* THE DATA:
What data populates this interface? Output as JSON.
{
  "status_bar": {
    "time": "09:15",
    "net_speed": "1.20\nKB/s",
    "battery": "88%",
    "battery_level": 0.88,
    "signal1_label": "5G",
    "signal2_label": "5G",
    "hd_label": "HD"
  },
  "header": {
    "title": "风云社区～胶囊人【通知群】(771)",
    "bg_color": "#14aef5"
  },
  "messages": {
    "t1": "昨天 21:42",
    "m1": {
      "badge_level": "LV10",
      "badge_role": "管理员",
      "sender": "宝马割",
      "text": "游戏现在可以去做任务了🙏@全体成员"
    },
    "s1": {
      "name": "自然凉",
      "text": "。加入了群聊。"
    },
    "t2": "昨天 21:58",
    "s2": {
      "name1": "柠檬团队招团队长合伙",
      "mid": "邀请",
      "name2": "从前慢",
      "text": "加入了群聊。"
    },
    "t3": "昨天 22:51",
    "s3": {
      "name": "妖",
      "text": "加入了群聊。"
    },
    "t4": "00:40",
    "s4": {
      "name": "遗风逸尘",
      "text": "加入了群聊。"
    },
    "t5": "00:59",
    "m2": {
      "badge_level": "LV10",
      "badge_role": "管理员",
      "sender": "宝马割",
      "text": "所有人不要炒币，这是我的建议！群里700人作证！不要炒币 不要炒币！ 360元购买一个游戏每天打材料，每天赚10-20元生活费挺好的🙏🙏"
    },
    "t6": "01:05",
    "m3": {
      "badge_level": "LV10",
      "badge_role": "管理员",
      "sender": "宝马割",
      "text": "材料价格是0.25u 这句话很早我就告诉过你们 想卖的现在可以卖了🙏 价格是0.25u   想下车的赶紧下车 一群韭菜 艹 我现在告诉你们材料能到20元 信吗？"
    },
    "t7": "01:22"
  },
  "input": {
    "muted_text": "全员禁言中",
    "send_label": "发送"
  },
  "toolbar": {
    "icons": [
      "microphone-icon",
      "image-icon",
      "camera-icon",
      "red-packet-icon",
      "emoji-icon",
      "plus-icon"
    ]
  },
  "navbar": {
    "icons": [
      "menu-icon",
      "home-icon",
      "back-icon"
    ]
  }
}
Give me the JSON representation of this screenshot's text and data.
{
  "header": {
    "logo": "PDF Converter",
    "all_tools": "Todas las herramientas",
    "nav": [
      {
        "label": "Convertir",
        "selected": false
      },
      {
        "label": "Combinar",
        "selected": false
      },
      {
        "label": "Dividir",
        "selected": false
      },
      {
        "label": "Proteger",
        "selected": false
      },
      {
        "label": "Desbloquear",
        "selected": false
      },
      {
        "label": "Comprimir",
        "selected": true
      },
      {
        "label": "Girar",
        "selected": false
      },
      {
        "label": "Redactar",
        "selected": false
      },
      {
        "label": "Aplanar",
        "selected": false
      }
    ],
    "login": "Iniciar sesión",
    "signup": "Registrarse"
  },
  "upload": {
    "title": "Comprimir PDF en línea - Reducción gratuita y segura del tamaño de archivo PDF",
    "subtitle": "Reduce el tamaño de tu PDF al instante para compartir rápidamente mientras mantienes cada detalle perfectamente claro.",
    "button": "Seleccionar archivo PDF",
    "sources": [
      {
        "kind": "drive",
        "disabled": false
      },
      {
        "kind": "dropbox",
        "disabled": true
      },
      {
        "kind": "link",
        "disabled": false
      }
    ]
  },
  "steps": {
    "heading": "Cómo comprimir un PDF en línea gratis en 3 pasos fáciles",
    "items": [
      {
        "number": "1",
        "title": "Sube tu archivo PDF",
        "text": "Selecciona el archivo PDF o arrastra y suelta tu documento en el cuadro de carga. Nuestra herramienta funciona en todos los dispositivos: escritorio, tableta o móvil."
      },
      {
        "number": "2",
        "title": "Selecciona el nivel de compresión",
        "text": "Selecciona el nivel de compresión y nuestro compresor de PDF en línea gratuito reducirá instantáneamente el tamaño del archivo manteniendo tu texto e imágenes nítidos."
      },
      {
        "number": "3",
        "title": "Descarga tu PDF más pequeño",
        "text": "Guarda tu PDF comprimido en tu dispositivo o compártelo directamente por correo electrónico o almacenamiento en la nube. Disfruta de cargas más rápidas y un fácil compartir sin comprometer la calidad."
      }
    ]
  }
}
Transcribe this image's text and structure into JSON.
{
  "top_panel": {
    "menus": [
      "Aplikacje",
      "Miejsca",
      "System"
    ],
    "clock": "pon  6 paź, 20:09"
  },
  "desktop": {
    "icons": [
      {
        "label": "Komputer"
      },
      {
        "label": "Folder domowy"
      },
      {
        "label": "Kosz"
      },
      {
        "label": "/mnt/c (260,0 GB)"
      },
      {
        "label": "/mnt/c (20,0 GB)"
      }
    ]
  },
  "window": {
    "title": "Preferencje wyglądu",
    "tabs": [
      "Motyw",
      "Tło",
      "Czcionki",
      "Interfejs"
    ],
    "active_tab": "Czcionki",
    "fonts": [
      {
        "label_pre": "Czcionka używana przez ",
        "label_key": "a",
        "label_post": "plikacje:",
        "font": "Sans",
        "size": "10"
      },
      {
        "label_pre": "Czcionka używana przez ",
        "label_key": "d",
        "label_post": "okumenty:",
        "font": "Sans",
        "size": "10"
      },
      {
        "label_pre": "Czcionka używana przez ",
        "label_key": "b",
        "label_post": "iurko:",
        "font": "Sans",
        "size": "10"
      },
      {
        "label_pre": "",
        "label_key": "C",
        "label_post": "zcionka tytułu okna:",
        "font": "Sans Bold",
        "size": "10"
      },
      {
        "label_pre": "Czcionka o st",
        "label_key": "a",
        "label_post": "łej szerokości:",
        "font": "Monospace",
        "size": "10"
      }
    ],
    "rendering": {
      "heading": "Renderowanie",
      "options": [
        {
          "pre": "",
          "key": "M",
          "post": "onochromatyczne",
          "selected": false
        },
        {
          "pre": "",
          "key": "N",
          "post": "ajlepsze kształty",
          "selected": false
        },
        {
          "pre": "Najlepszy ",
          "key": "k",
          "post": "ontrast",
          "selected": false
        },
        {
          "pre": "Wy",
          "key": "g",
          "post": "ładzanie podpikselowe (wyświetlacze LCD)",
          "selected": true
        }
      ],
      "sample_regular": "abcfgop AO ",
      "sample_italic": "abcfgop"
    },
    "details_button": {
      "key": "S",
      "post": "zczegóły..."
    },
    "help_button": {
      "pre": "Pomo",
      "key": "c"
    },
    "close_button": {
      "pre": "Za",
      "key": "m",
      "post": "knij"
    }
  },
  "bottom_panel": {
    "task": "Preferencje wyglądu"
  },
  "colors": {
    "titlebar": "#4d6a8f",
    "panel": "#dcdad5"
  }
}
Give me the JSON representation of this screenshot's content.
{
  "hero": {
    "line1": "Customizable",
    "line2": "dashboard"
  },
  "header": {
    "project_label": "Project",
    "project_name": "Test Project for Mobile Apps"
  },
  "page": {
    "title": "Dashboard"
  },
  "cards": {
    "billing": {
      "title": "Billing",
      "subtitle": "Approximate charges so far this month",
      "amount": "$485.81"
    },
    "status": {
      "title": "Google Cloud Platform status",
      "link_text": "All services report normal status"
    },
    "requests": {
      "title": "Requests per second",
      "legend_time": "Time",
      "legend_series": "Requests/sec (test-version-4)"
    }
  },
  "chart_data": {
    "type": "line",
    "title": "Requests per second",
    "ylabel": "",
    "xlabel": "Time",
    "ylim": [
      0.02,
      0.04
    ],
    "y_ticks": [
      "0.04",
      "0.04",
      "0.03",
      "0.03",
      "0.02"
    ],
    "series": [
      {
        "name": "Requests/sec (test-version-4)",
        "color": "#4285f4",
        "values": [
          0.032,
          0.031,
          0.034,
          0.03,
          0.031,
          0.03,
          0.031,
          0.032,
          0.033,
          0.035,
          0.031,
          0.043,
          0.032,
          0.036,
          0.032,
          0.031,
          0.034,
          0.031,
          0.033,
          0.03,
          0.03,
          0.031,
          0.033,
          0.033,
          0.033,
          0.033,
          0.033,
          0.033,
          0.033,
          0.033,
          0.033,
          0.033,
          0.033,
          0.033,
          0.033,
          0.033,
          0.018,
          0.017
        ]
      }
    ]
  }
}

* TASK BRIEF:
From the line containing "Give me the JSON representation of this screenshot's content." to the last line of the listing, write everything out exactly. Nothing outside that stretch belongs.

* RESULT OF THE EXERCISE:
Give me the JSON representation of this screenshot's content.
{
  "hero": {
    "line1": "Customizable",
    "line2": "dashboard"
  },
  "header": {
    "project_label": "Project",
    "project_name": "Test Project for Mobile Apps"
  },
  "page": {
    "title": "Dashboard"
  },
  "cards": {
    "billing": {
      "title": "Billing",
      "subtitle": "Approximate charges so far this month",
      "amount": "$485.81"
    },
    "status": {
      "title": "Google Cloud Platform status",
      "link_text": "All services report normal status"
    },
    "requests": {
      "title": "Requests per second",
      "legend_time": "Time",
      "legend_series": "Requests/sec (test-version-4)"
    }
  },
  "chart_data": {
    "type": "line",
    "title": "Requests per second",
    "ylabel": "",
    "xlabel": "Time",
    "ylim": [
      0.02,
      0.04
    ],
    "y_ticks": [
      "0.04",
      "0.04",
      "0.03",
      "0.03",
      "0.02"
    ],
    "series": [
      {
        "name": "Requests/sec (test-version-4)",
        "color": "#4285f4",
        "values": [
          0.032,
          0.031,
          0.034,
          0.03,
          0.031,
          0.03,
          0.031,
          0.032,
          0.033,
          0.035,
          0.031,
          0.043,
          0.032,
          0.036,
          0.032,
          0.031,
          0.034,
          0.031,
          0.033,
          0.03,
          0.03,
          0.031,
          0.033,
          0.033,
          0.033,
          0.033,
          0.033,
          0.033,
          0.033,
          0.033,
          0.033,
          0.033,
          0.033,
          0.033,
          0.033,
          0.033,
          0.018,
          0.017
        ]
      }
    ]
  }
}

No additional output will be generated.